Please go line by line through the material and copy each one containing the word "count".
BEGIN RECORDS
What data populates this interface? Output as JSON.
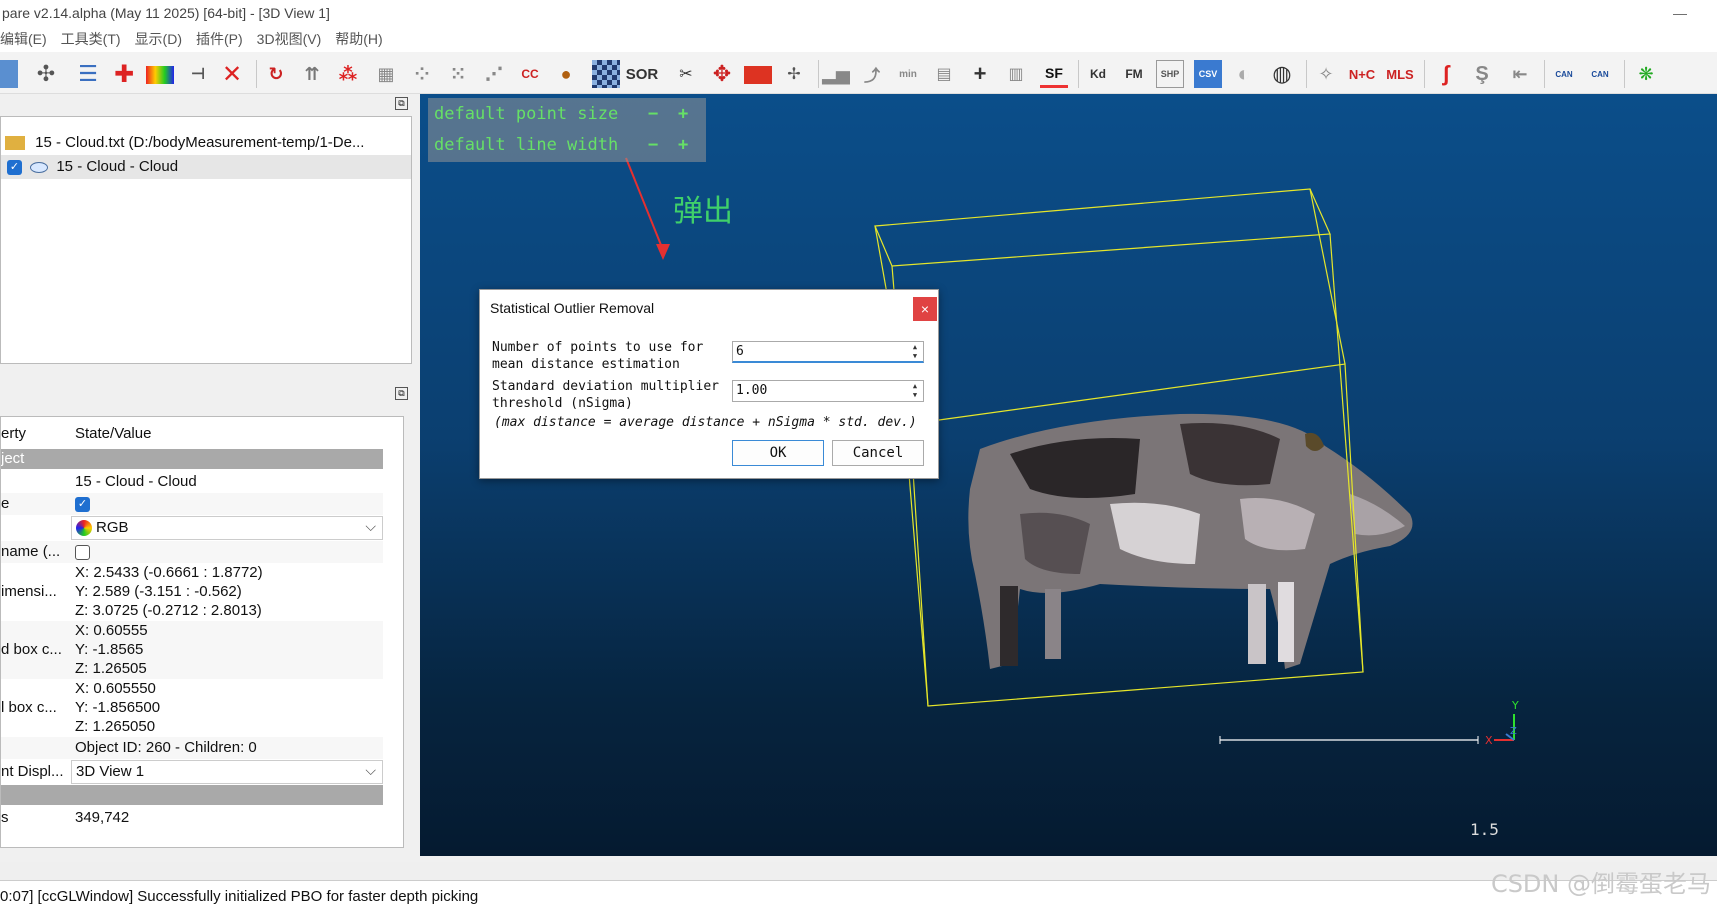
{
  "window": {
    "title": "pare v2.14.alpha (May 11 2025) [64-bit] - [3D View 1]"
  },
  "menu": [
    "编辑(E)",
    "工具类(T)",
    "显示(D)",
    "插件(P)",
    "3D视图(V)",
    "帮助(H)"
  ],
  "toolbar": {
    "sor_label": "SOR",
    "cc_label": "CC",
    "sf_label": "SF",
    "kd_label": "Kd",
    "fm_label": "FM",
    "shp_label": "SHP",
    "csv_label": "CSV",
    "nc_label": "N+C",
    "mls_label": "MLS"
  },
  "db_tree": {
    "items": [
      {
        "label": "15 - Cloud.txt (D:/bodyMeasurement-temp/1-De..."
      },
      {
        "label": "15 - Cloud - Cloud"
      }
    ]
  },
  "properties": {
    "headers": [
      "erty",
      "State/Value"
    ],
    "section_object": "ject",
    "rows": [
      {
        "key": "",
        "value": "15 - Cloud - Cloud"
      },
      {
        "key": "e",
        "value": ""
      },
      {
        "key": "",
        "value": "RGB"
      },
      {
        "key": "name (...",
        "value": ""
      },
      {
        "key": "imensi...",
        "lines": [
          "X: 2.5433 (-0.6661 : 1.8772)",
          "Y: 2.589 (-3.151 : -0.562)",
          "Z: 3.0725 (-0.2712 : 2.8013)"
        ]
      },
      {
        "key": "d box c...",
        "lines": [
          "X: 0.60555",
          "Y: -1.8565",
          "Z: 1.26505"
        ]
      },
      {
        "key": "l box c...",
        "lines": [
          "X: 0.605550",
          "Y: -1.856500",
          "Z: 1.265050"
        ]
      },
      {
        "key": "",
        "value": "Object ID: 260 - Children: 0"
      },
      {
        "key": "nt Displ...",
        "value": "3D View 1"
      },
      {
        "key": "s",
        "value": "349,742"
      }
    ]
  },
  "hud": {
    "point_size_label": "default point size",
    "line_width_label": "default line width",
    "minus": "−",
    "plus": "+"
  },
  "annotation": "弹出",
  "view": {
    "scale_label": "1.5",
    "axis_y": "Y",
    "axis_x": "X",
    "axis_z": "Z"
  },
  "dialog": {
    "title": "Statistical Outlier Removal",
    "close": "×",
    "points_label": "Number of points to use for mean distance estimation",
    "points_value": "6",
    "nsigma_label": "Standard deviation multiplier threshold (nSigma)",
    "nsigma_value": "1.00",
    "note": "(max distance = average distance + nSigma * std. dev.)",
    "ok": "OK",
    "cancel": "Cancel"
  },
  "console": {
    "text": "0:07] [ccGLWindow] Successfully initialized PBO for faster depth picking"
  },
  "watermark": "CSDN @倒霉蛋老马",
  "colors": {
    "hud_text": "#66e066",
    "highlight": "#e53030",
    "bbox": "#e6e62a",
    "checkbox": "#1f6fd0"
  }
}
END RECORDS
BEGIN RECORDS
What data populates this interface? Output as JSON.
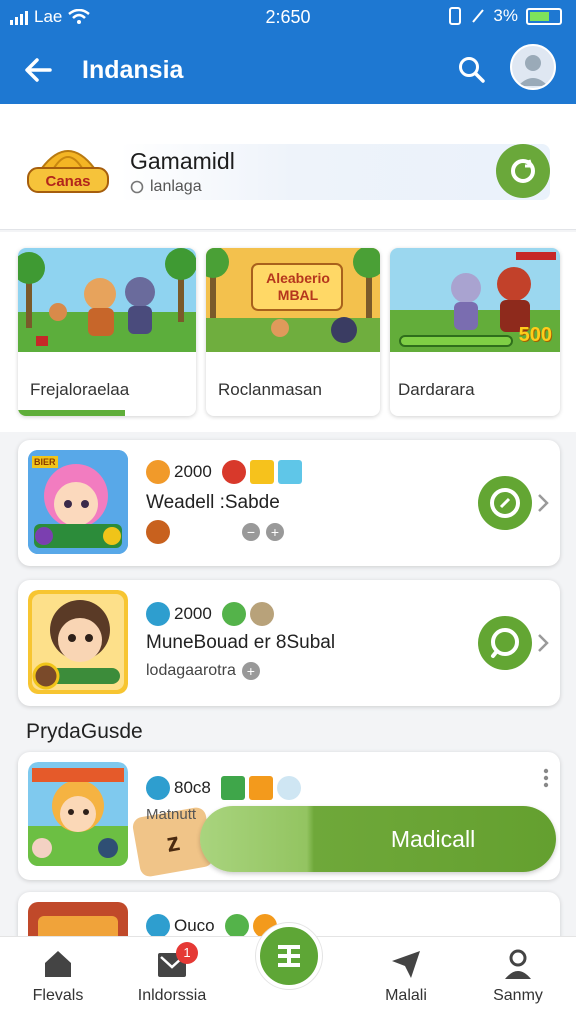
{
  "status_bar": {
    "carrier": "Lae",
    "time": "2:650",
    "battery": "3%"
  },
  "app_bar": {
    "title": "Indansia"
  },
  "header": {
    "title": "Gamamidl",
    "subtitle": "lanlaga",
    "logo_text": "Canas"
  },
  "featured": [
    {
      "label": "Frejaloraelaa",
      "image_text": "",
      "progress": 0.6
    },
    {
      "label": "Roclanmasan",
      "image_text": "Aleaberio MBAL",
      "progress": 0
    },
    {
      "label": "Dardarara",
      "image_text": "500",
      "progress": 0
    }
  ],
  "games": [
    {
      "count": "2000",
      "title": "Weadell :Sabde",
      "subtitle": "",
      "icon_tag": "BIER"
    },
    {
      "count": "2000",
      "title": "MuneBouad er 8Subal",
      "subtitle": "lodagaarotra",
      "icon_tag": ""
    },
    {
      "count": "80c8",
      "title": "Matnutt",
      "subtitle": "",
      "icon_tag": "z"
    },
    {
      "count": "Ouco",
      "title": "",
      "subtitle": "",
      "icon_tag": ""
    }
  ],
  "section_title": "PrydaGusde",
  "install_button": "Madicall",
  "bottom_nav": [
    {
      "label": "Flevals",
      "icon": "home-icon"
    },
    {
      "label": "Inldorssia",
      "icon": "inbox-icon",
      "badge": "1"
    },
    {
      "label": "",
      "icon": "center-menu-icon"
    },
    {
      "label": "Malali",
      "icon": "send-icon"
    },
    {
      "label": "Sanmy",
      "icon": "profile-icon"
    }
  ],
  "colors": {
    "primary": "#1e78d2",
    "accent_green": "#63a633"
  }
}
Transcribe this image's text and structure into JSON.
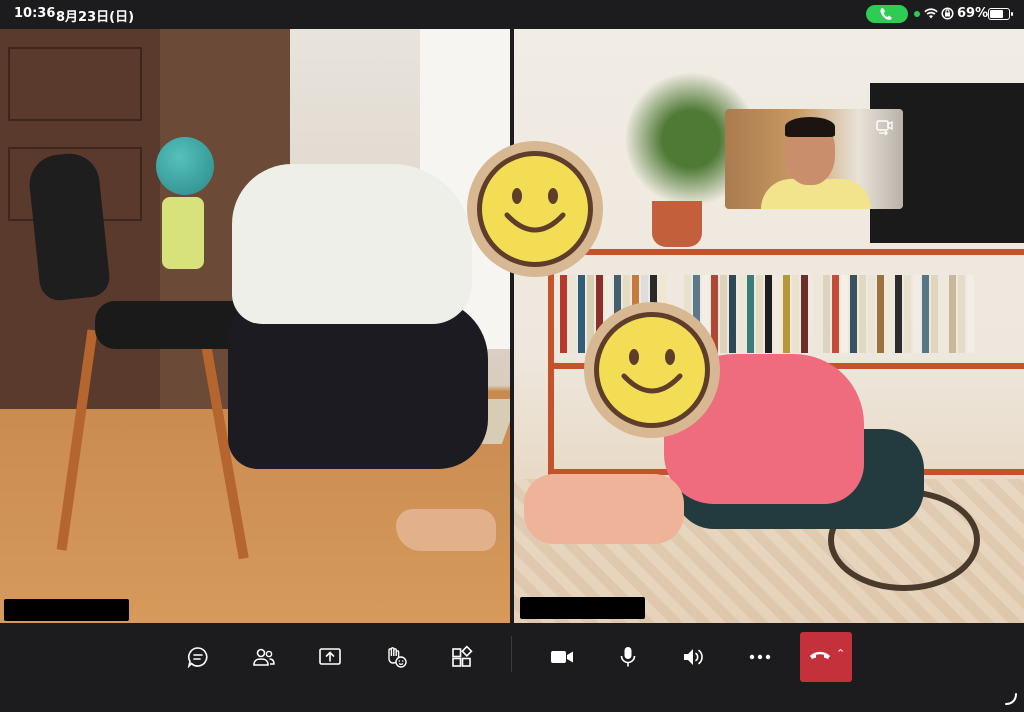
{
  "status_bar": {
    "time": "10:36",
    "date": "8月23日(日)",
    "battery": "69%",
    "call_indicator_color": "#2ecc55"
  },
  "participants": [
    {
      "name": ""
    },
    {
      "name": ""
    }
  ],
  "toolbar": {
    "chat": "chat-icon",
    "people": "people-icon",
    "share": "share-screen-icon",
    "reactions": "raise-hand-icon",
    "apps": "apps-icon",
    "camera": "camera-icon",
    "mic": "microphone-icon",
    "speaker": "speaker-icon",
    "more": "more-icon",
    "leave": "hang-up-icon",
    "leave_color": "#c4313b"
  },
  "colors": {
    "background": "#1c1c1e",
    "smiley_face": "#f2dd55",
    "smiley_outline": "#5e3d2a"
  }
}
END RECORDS
* _EXERCISE OUTPUT_
      "count": "2000",
      "count": "2000",
      "count": "80c8",
      "count": "Ouco",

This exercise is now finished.